• Entries provided
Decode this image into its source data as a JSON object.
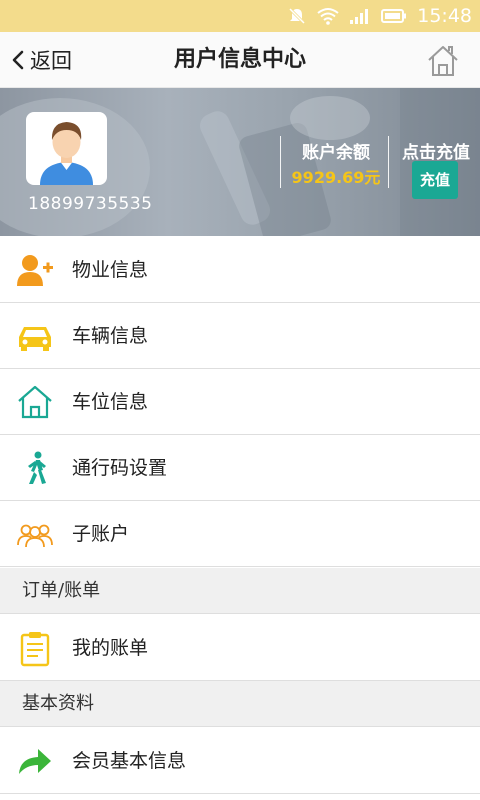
{
  "status_bar": {
    "time": "15:48"
  },
  "header": {
    "back_label": "返回",
    "title": "用户信息中心"
  },
  "profile": {
    "phone": "18899735535",
    "balance_label": "账户余额",
    "balance_value": "9929.69元",
    "recharge_label": "点击充值",
    "recharge_button": "充值"
  },
  "menu_group_1": [
    {
      "label": "物业信息",
      "icon": "property-user-icon"
    },
    {
      "label": "车辆信息",
      "icon": "car-icon"
    },
    {
      "label": "车位信息",
      "icon": "house-icon"
    },
    {
      "label": "通行码设置",
      "icon": "walking-person-icon"
    },
    {
      "label": "子账户",
      "icon": "group-users-icon"
    }
  ],
  "section_orders": {
    "label": "订单/账单"
  },
  "menu_group_2": [
    {
      "label": "我的账单",
      "icon": "clipboard-icon"
    }
  ],
  "section_basic": {
    "label": "基本资料"
  },
  "menu_group_3": [
    {
      "label": "会员基本信息",
      "icon": "share-arrow-icon"
    }
  ],
  "colors": {
    "status_bar": "#f3dc8c",
    "accent_teal": "#1aa894",
    "balance_yellow": "#f5c518",
    "icon_orange": "#f29a1d",
    "icon_yellow": "#f5c518",
    "icon_green": "#3bb53a"
  }
}
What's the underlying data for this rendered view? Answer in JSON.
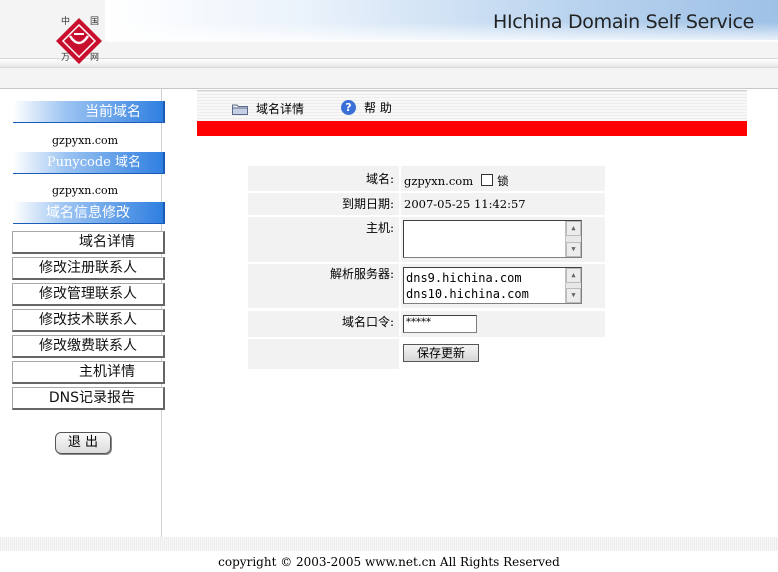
{
  "header": {
    "title": "HIchina Domain Self Service",
    "logo_chars": [
      "中",
      "国",
      "万",
      "网"
    ]
  },
  "sidebar": {
    "current_domain_label": "当前域名",
    "current_domain": "gzpyxn.com",
    "punycode_label": "Punycode 域名",
    "punycode_domain": "gzpyxn.com",
    "modify_label": "域名信息修改",
    "items": [
      {
        "label": "域名详情"
      },
      {
        "label": "修改注册联系人"
      },
      {
        "label": "修改管理联系人"
      },
      {
        "label": "修改技术联系人"
      },
      {
        "label": "修改缴费联系人"
      },
      {
        "label": "主机详情"
      },
      {
        "label": "DNS记录报告"
      }
    ],
    "logout_label": "退 出"
  },
  "toolbar": {
    "domain_detail_label": "域名详情",
    "help_label": "帮 助"
  },
  "form": {
    "domain_label": "域名:",
    "domain_value": "gzpyxn.com",
    "lock_label": "锁",
    "expiry_label": "到期日期:",
    "expiry_value": "2007-05-25 11:42:57",
    "host_label": "主机:",
    "host_value": "",
    "dns_label": "解析服务器:",
    "dns_lines": [
      "dns9.hichina.com",
      "dns10.hichina.com"
    ],
    "password_label": "域名口令:",
    "password_value": "*****",
    "save_label": "保存更新"
  },
  "footer": {
    "copyright": "copyright © 2003-2005 www.net.cn All Rights Reserved"
  },
  "colors": {
    "accent_blue": "#2f7fe0",
    "red_bar": "#ff0000",
    "logo_red": "#c8102e"
  }
}
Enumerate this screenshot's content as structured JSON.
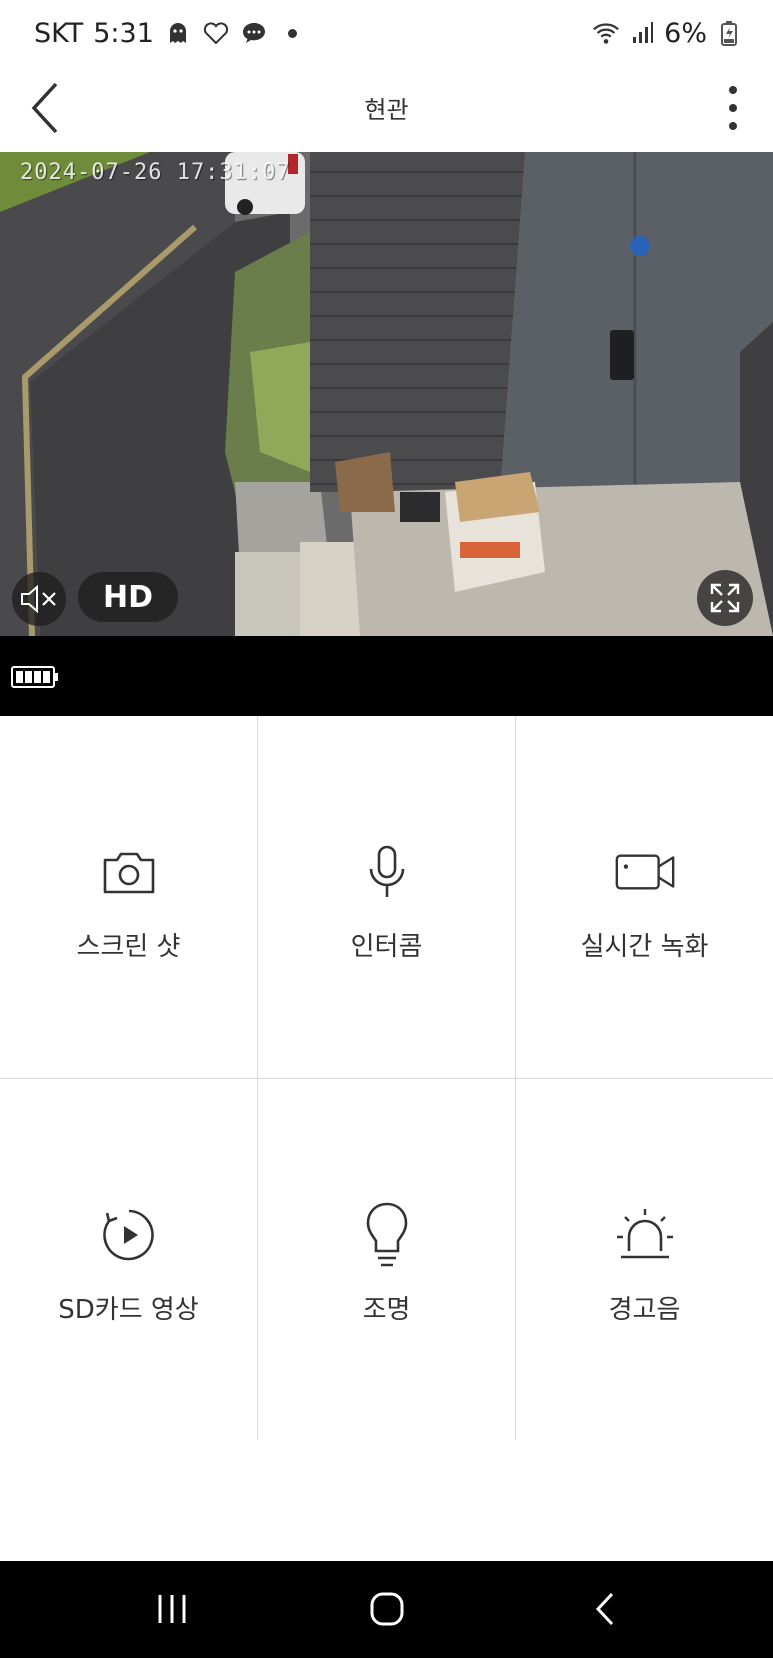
{
  "status_bar": {
    "carrier": "SKT",
    "time": "5:31",
    "battery": "6%"
  },
  "header": {
    "title": "현관"
  },
  "camera": {
    "timestamp": "2024-07-26 17:31:07",
    "quality": "HD"
  },
  "controls": [
    {
      "label": "스크린 샷",
      "icon": "camera-icon"
    },
    {
      "label": "인터콤",
      "icon": "microphone-icon"
    },
    {
      "label": "실시간 녹화",
      "icon": "video-camera-icon"
    },
    {
      "label": "SD카드 영상",
      "icon": "replay-icon"
    },
    {
      "label": "조명",
      "icon": "lightbulb-icon"
    },
    {
      "label": "경고음",
      "icon": "siren-icon"
    }
  ],
  "colors": {
    "strip": "#000000",
    "divider": "#d8d8d8"
  }
}
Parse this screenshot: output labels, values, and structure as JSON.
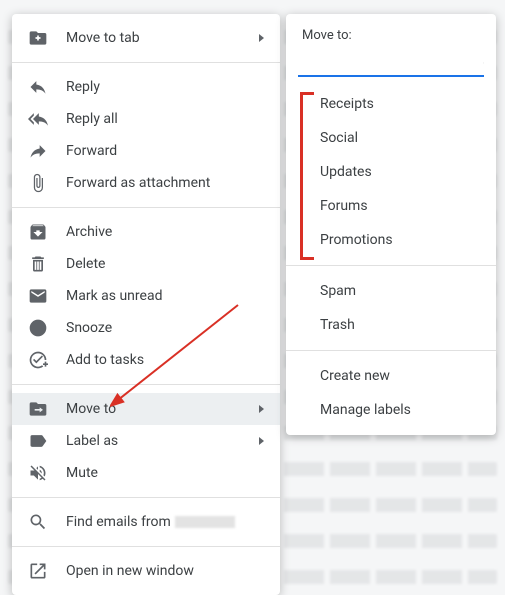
{
  "contextMenu": {
    "moveToTab": "Move to tab",
    "reply": "Reply",
    "replyAll": "Reply all",
    "forward": "Forward",
    "forwardAttachment": "Forward as attachment",
    "archive": "Archive",
    "delete": "Delete",
    "markUnread": "Mark as unread",
    "snooze": "Snooze",
    "addToTasks": "Add to tasks",
    "moveTo": "Move to",
    "labelAs": "Label as",
    "mute": "Mute",
    "findEmails": "Find emails from",
    "openNewWindow": "Open in new window"
  },
  "submenu": {
    "title": "Move to:",
    "searchPlaceholder": "",
    "labels": [
      "Receipts",
      "Social",
      "Updates",
      "Forums",
      "Promotions"
    ],
    "system": [
      "Spam",
      "Trash"
    ],
    "actions": [
      "Create new",
      "Manage labels"
    ]
  }
}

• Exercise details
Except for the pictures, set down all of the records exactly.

• Task response
Decode this image into its source data as a JSON object.
{
  "status_bar": {
    "time": "15:48"
  },
  "header": {
    "back_label": "返回",
    "title": "用户信息中心"
  },
  "profile": {
    "phone": "18899735535",
    "balance_label": "账户余额",
    "balance_value": "9929.69元",
    "recharge_label": "点击充值",
    "recharge_button": "充值"
  },
  "menu_group_1": [
    {
      "label": "物业信息",
      "icon": "property-user-icon"
    },
    {
      "label": "车辆信息",
      "icon": "car-icon"
    },
    {
      "label": "车位信息",
      "icon": "house-icon"
    },
    {
      "label": "通行码设置",
      "icon": "walking-person-icon"
    },
    {
      "label": "子账户",
      "icon": "group-users-icon"
    }
  ],
  "section_orders": {
    "label": "订单/账单"
  },
  "menu_group_2": [
    {
      "label": "我的账单",
      "icon": "clipboard-icon"
    }
  ],
  "section_basic": {
    "label": "基本资料"
  },
  "menu_group_3": [
    {
      "label": "会员基本信息",
      "icon": "share-arrow-icon"
    }
  ],
  "colors": {
    "status_bar": "#f3dc8c",
    "accent_teal": "#1aa894",
    "balance_yellow": "#f5c518",
    "icon_orange": "#f29a1d",
    "icon_yellow": "#f5c518",
    "icon_green": "#3bb53a"
  }
}
What's the underlying data for this rendered view? Answer in JSON.
{
  "header": {
    "title": "HIchina Domain Self Service",
    "logo_chars": [
      "中",
      "国",
      "万",
      "网"
    ]
  },
  "sidebar": {
    "current_domain_label": "当前域名",
    "current_domain": "gzpyxn.com",
    "punycode_label": "Punycode 域名",
    "punycode_domain": "gzpyxn.com",
    "modify_label": "域名信息修改",
    "items": [
      {
        "label": "域名详情"
      },
      {
        "label": "修改注册联系人"
      },
      {
        "label": "修改管理联系人"
      },
      {
        "label": "修改技术联系人"
      },
      {
        "label": "修改缴费联系人"
      },
      {
        "label": "主机详情"
      },
      {
        "label": "DNS记录报告"
      }
    ],
    "logout_label": "退 出"
  },
  "toolbar": {
    "domain_detail_label": "域名详情",
    "help_label": "帮 助"
  },
  "form": {
    "domain_label": "域名:",
    "domain_value": "gzpyxn.com",
    "lock_label": "锁",
    "expiry_label": "到期日期:",
    "expiry_value": "2007-05-25 11:42:57",
    "host_label": "主机:",
    "host_value": "",
    "dns_label": "解析服务器:",
    "dns_lines": [
      "dns9.hichina.com",
      "dns10.hichina.com"
    ],
    "password_label": "域名口令:",
    "password_value": "*****",
    "save_label": "保存更新"
  },
  "footer": {
    "copyright": "copyright © 2003-2005 www.net.cn All Rights Reserved"
  },
  "colors": {
    "accent_blue": "#2f7fe0",
    "red_bar": "#ff0000",
    "logo_red": "#c8102e"
  }
}
Enumerate this screenshot's content as structured JSON.
{
  "status_bar": {
    "carrier": "SKT",
    "time": "5:31",
    "battery": "6%"
  },
  "header": {
    "title": "현관"
  },
  "camera": {
    "timestamp": "2024-07-26 17:31:07",
    "quality": "HD"
  },
  "controls": [
    {
      "label": "스크린 샷",
      "icon": "camera-icon"
    },
    {
      "label": "인터콤",
      "icon": "microphone-icon"
    },
    {
      "label": "실시간 녹화",
      "icon": "video-camera-icon"
    },
    {
      "label": "SD카드 영상",
      "icon": "replay-icon"
    },
    {
      "label": "조명",
      "icon": "lightbulb-icon"
    },
    {
      "label": "경고음",
      "icon": "siren-icon"
    }
  ],
  "colors": {
    "strip": "#000000",
    "divider": "#d8d8d8"
  }
}
Parse this screenshot: output labels, values, and structure as JSON.
{
  "contextMenu": {
    "moveToTab": "Move to tab",
    "reply": "Reply",
    "replyAll": "Reply all",
    "forward": "Forward",
    "forwardAttachment": "Forward as attachment",
    "archive": "Archive",
    "delete": "Delete",
    "markUnread": "Mark as unread",
    "snooze": "Snooze",
    "addToTasks": "Add to tasks",
    "moveTo": "Move to",
    "labelAs": "Label as",
    "mute": "Mute",
    "findEmails": "Find emails from",
    "openNewWindow": "Open in new window"
  },
  "submenu": {
    "title": "Move to:",
    "searchPlaceholder": "",
    "labels": [
      "Receipts",
      "Social",
      "Updates",
      "Forums",
      "Promotions"
    ],
    "system": [
      "Spam",
      "Trash"
    ],
    "actions": [
      "Create new",
      "Manage labels"
    ]
  }
}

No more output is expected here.